History and Outline

The Tokaido Hiroshige Museum of Art opened in 1994 in Yui Honjin Park, on the site of the old daimyo inn (honjin) of the post-station town of Yui along the Tokaido highway. It is Japan's first art museum named after Utagawa Hiroshige (1797-1858), the famous Edo period ukiyo-e artist.
Its collection of some 1,400 masterpieces of landscape prints includes the three most significant versions of the Fifty-Three Stations of the Tokaido series: the Hoeido Edition, the Reisho Tokaido, and the Gyosho Tokaido; as well as One Hundred Famous Views of Edo, which Hiroshige created in his later years.
Exhibits are changed on a monthly basis to ensure visitors can always experience the wonder of ukiyo-e from a fresh perspective.
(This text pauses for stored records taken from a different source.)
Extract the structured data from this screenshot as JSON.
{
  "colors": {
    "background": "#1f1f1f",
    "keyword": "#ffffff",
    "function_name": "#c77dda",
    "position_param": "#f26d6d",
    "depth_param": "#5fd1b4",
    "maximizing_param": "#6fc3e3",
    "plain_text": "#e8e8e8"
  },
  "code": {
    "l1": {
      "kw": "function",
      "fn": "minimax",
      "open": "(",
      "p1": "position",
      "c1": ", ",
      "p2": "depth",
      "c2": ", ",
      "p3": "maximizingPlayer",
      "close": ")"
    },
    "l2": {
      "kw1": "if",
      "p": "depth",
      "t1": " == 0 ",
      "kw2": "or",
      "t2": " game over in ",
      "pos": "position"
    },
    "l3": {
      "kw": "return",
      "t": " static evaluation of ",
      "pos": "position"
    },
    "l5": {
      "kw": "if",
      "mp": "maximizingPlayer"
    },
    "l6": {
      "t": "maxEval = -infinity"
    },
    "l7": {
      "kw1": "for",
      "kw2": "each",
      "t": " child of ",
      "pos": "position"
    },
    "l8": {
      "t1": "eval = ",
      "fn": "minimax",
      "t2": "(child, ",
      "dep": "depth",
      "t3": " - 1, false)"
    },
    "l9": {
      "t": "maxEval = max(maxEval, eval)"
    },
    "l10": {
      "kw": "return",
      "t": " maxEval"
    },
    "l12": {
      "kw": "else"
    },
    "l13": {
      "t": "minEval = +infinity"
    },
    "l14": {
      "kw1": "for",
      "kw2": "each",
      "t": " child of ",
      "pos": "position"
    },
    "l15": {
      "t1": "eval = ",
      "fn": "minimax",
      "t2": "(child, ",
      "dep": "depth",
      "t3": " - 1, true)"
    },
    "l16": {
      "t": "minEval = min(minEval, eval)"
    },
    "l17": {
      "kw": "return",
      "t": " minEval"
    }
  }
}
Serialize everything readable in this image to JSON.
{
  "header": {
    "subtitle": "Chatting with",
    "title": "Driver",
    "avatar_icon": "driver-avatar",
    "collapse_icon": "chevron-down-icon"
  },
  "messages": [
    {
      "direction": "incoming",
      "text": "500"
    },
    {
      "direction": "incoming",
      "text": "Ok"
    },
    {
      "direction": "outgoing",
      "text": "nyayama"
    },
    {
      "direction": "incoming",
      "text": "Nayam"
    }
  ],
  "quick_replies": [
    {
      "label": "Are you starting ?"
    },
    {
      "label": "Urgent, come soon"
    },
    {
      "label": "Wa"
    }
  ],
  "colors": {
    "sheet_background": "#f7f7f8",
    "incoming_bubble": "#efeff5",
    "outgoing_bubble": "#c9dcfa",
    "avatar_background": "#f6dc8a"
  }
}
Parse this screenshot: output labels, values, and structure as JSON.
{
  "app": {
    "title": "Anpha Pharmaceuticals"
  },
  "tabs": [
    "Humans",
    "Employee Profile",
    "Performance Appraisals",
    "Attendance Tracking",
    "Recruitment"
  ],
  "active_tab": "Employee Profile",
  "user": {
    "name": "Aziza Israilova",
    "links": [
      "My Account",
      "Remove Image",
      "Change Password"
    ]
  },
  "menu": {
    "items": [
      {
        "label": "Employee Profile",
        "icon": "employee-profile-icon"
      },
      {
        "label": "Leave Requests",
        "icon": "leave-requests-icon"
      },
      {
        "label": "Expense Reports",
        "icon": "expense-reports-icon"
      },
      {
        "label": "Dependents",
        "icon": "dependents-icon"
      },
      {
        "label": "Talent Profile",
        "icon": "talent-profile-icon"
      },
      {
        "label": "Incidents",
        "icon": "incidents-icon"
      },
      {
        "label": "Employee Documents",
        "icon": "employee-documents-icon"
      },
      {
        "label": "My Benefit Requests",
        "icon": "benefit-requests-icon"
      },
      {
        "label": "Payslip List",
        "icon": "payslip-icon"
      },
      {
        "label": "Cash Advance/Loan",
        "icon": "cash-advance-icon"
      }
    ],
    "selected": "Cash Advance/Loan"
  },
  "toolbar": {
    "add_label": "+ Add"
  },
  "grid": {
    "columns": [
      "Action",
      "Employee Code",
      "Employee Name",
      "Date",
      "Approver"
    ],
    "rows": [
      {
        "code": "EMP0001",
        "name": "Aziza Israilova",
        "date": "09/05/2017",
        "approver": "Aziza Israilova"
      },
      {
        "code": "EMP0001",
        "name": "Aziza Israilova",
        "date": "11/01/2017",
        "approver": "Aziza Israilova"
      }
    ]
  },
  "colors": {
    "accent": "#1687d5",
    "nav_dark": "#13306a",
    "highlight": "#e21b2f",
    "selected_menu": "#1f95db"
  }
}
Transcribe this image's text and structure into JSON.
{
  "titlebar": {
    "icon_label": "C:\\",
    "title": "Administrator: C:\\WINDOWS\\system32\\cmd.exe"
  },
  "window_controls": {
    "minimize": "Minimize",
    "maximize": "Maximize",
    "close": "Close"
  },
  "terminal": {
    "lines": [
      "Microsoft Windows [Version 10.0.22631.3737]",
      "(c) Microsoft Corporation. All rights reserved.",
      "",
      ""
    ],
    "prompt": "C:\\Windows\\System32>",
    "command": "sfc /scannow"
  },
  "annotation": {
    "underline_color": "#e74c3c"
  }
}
A wide variety of special exhibitions of the Museum’s collections and other works are also held.
Lectures, gallery talks, and other related events are also held frequently.
The Museum has both large and small galleries, as well as the “Basic Knowledge about Ukiyo-e” display and the Guidance Room. The Entrance Hall has been designed to help visitors understand Edo culture based on the key words of “Hiroshige” and “Tokaido,” and features an “Ukiyo-e Experience Corner” where visitors can easily understand how woodblock prints are produced. The Museum Shop also sells products unique to the Museum.